So says a panel of commercial real estate experts who gathered in Annapolis Tuesday for a forum on the future of mall developments, a staple of suburban life three decades ago.
The event, sponsored by the state chapter of the International Council of Shopping Centers, spotlighted a nagging issue for developers: What to do with multi-level retail and restaurant havens that years ago were seen as hubs and now are largely outdated and vacant?
“Today is not about mall extinction,” said David A. Katz, a commercial real estate attorney based in Washington for the firm Mulrenin & Associates. “Today is about mall evolution.”
That includes the newer-concept “lifestyle centers” such as the Annapolis Towne Centre, the Hunt Valley Towne Centre and the Avenue at White Marsh.
Such developments center on food and entertainment, the panelists said.
“If you don’t have that, you won’t make it,” said Walt Petrie, chairman of Petrie-Ross Ventures, which took down the Golden Ring Mall about 10 years ago and replaced it with a series of big-box stores as anchors filled in with smaller strips of retail in eastern Baltimore County.
Also essential in attracting shoppers is a grocery store as an anchor, he said.
“Malls got built to a point where there were not new opportunities and no new retailers,” he added. “The lifestyle centers have a grocery store.

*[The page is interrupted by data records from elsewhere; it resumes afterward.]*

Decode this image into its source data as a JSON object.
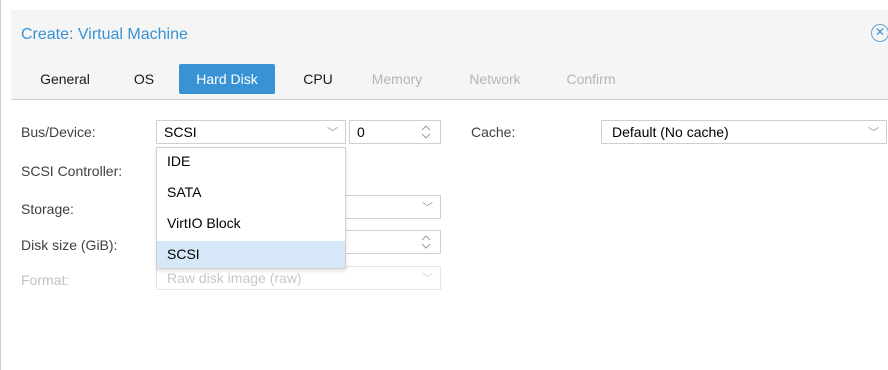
{
  "dialog": {
    "title": "Create: Virtual Machine",
    "close_icon": "close-circle-icon",
    "accent_color": "#3892d4"
  },
  "tabs": [
    {
      "label": "General",
      "state": "enabled"
    },
    {
      "label": "OS",
      "state": "enabled"
    },
    {
      "label": "Hard Disk",
      "state": "active"
    },
    {
      "label": "CPU",
      "state": "enabled"
    },
    {
      "label": "Memory",
      "state": "disabled"
    },
    {
      "label": "Network",
      "state": "disabled"
    },
    {
      "label": "Confirm",
      "state": "disabled"
    }
  ],
  "form": {
    "bus_device": {
      "label": "Bus/Device:",
      "value": "SCSI",
      "device_number": "0"
    },
    "cache": {
      "label": "Cache:",
      "value": "Default (No cache)"
    },
    "scsi_controller": {
      "label": "SCSI Controller:"
    },
    "storage": {
      "label": "Storage:"
    },
    "disk_size": {
      "label": "Disk size (GiB):"
    },
    "format": {
      "label": "Format:",
      "value": "Raw disk image (raw)",
      "disabled": true
    }
  },
  "bus_dropdown": {
    "options": [
      "IDE",
      "SATA",
      "VirtIO Block",
      "SCSI"
    ],
    "selected": "SCSI"
  }
}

Everybody wants a grocery store. It’s a traffic generator, and everybody goes to the grocery at least one time a week, with some people going four or five times a week. You’re going to start seeing more in the mall areas.”

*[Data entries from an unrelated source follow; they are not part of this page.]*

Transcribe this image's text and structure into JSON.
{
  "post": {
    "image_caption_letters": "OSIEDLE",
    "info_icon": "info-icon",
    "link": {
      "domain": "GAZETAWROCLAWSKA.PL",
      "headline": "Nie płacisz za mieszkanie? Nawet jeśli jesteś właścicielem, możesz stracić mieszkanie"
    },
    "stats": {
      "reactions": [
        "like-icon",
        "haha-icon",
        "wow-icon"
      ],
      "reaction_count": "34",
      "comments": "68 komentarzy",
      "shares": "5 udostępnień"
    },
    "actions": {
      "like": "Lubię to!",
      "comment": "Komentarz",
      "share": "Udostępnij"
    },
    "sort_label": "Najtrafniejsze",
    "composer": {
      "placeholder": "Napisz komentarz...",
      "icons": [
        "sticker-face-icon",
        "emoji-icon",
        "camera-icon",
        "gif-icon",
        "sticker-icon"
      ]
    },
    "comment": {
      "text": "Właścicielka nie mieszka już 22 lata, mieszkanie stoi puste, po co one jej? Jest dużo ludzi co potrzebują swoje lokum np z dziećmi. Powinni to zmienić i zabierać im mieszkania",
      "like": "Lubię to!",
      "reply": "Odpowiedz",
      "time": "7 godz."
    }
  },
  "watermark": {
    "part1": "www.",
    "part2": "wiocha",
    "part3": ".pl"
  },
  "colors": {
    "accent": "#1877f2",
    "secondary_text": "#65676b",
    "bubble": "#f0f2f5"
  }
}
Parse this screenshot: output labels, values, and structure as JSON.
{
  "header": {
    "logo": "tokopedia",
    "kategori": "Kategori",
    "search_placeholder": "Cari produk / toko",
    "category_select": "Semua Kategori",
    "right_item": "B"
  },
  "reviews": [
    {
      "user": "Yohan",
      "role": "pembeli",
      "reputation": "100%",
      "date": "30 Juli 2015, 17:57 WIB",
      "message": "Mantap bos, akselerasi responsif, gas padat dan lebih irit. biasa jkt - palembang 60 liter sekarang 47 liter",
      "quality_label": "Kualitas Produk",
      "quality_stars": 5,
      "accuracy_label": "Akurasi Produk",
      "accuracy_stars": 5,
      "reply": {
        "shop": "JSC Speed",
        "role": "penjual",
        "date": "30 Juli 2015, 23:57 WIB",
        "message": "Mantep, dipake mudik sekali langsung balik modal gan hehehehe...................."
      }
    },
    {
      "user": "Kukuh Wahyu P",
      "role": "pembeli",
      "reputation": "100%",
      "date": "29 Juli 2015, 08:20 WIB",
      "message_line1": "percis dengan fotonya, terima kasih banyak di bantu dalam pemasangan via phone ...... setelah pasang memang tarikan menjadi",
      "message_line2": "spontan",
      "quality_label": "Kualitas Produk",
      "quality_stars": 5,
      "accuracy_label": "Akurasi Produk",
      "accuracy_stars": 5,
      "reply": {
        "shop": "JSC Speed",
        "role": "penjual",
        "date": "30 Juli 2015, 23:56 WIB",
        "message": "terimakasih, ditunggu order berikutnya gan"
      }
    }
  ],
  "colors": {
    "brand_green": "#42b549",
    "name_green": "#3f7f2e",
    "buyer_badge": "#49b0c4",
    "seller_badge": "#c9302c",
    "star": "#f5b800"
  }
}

The three-member panel denounced any idea of future development of malls in Anne Arundel County, and Petrie said it is a matter of time until 26-year-old Marley Station in Glen Burnie is wiped out by the wrecking ball in favor of, perhaps, rental units.
“That mall is doomed,” Petrie said. “It will be torn down at some point.”

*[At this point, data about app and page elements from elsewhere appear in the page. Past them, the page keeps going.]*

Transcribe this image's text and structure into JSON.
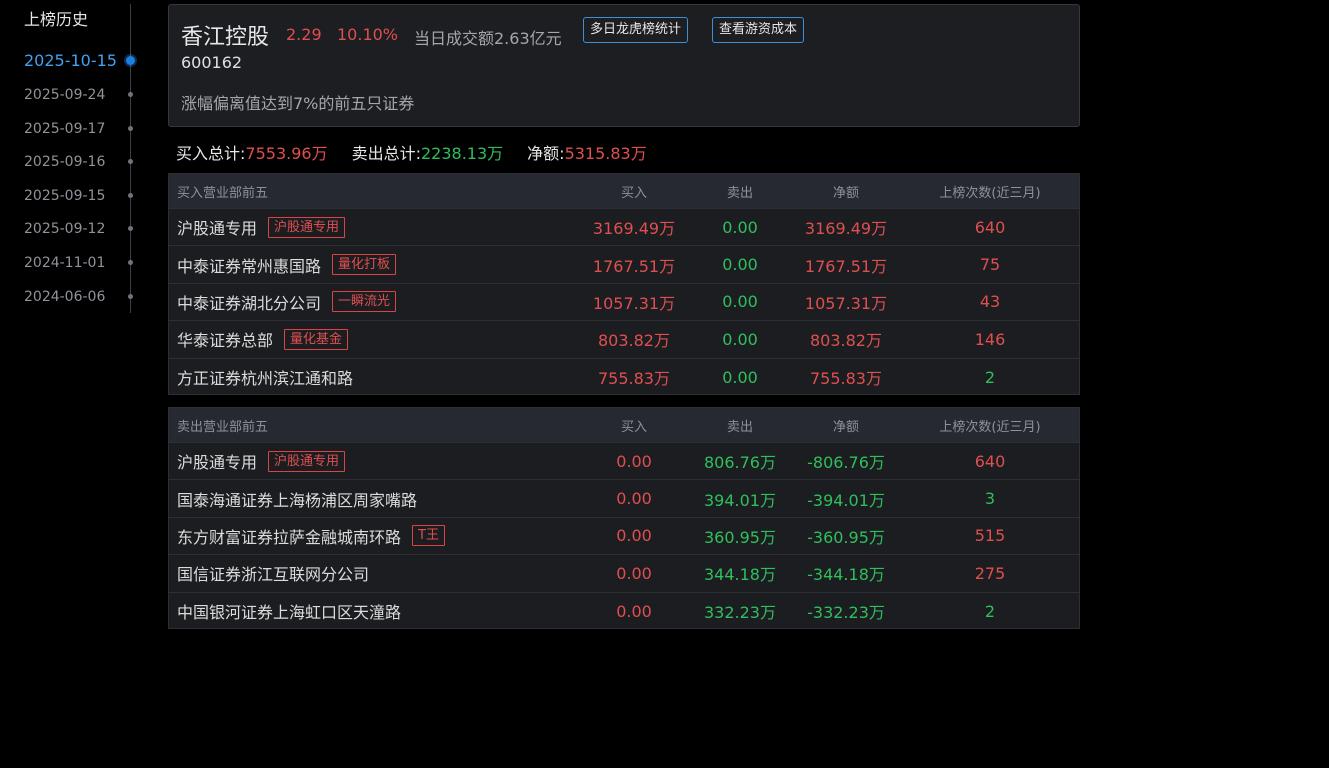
{
  "history": {
    "title": "上榜历史",
    "dates": [
      "2025-10-15",
      "2025-09-24",
      "2025-09-17",
      "2025-09-16",
      "2025-09-15",
      "2025-09-12",
      "2024-11-01",
      "2024-06-06"
    ],
    "active_index": 0
  },
  "stock": {
    "name": "香江控股",
    "price": "2.29",
    "change_pct": "10.10%",
    "turnover": "当日成交额2.63亿元",
    "code": "600162",
    "reason": "涨幅偏离值达到7%的前五只证券",
    "btn_multiday": "多日龙虎榜统计",
    "btn_cost": "查看游资成本"
  },
  "totals": {
    "buy_label": "买入总计:",
    "buy_value": "7553.96万",
    "sell_label": "卖出总计:",
    "sell_value": "2238.13万",
    "net_label": "净额:",
    "net_value": "5315.83万"
  },
  "columns": {
    "buy": "买入",
    "sell": "卖出",
    "net": "净额",
    "times": "上榜次数(近三月)"
  },
  "buy_table": {
    "header": "买入营业部前五",
    "rows": [
      {
        "name": "沪股通专用",
        "tag": "沪股通专用",
        "buy": "3169.49万",
        "sell": "0.00",
        "net": "3169.49万",
        "times": "640",
        "times_color": "red"
      },
      {
        "name": "中泰证券常州惠国路",
        "tag": "量化打板",
        "buy": "1767.51万",
        "sell": "0.00",
        "net": "1767.51万",
        "times": "75",
        "times_color": "red"
      },
      {
        "name": "中泰证券湖北分公司",
        "tag": "一瞬流光",
        "buy": "1057.31万",
        "sell": "0.00",
        "net": "1057.31万",
        "times": "43",
        "times_color": "red"
      },
      {
        "name": "华泰证券总部",
        "tag": "量化基金",
        "buy": "803.82万",
        "sell": "0.00",
        "net": "803.82万",
        "times": "146",
        "times_color": "red"
      },
      {
        "name": "方正证券杭州滨江通和路",
        "tag": "",
        "buy": "755.83万",
        "sell": "0.00",
        "net": "755.83万",
        "times": "2",
        "times_color": "green"
      }
    ]
  },
  "sell_table": {
    "header": "卖出营业部前五",
    "rows": [
      {
        "name": "沪股通专用",
        "tag": "沪股通专用",
        "buy": "0.00",
        "sell": "806.76万",
        "net": "-806.76万",
        "times": "640",
        "times_color": "red"
      },
      {
        "name": "国泰海通证券上海杨浦区周家嘴路",
        "tag": "",
        "buy": "0.00",
        "sell": "394.01万",
        "net": "-394.01万",
        "times": "3",
        "times_color": "green"
      },
      {
        "name": "东方财富证券拉萨金融城南环路",
        "tag": "T王",
        "buy": "0.00",
        "sell": "360.95万",
        "net": "-360.95万",
        "times": "515",
        "times_color": "red"
      },
      {
        "name": "国信证券浙江互联网分公司",
        "tag": "",
        "buy": "0.00",
        "sell": "344.18万",
        "net": "-344.18万",
        "times": "275",
        "times_color": "red"
      },
      {
        "name": "中国银河证券上海虹口区天潼路",
        "tag": "",
        "buy": "0.00",
        "sell": "332.23万",
        "net": "-332.23万",
        "times": "2",
        "times_color": "green"
      }
    ]
  },
  "colors": {
    "accent_blue": "#3ea1f2",
    "up_red": "#e04f4f",
    "down_green": "#2fbf5b",
    "panel_bg": "#1c1e22",
    "page_bg": "#000000"
  }
}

Likewise, he said, for the Westfield Annapolis mall, which Petrie described as an “800-pound gorilla” in the state’s capital.
“Everything is going to be de-malled,” Petrie said. “I just don’t see another mall being built in Anne Arundel County.”
Panelist Debra Mastin, vice president of leasing for Westfield, an international retail developer that owns the Westfield Annapolis mall, said the property is constantly seeking to upgrade and renew its features to attract shoppers to its 229 stores and eateries that include Nordstrom, Abercrombie & Fitch and Macy’s.
“We are adding a boutique food court,” she said of a new feature at the mall designed to attract young families.
Nearby, the newer “lifestyle center” Annapolis Towne Centre attracts large crowds each weekend, said Clarke B. Aburn, senior vice president for leasing with Greenberg Gibbons, the developer of the mixed-use center that includes office space, a residential tower and upscale retailers Brooks Brothers and Restoration Hardware. The 650,000 square feet of retail is anchored by a Whole Foods and Target.
“These lifestyle centers have attracted new tenants,” Aburn said of smaller retail stores in a non-mall setting.
At the Annapolis Towne Centre, two round-abouts keep traffic flowing around the two-level strips of retail and restaurants. In the summer months, Aburn said, Greenberg Gibbons sponsors a summer concert series as a marketing tool each Friday.
“Marketing money is tight,” he said. “But this has helped people feel like the Annapolis Towne Centre is their place, and it’s helping us to make a connection with a certain customer.”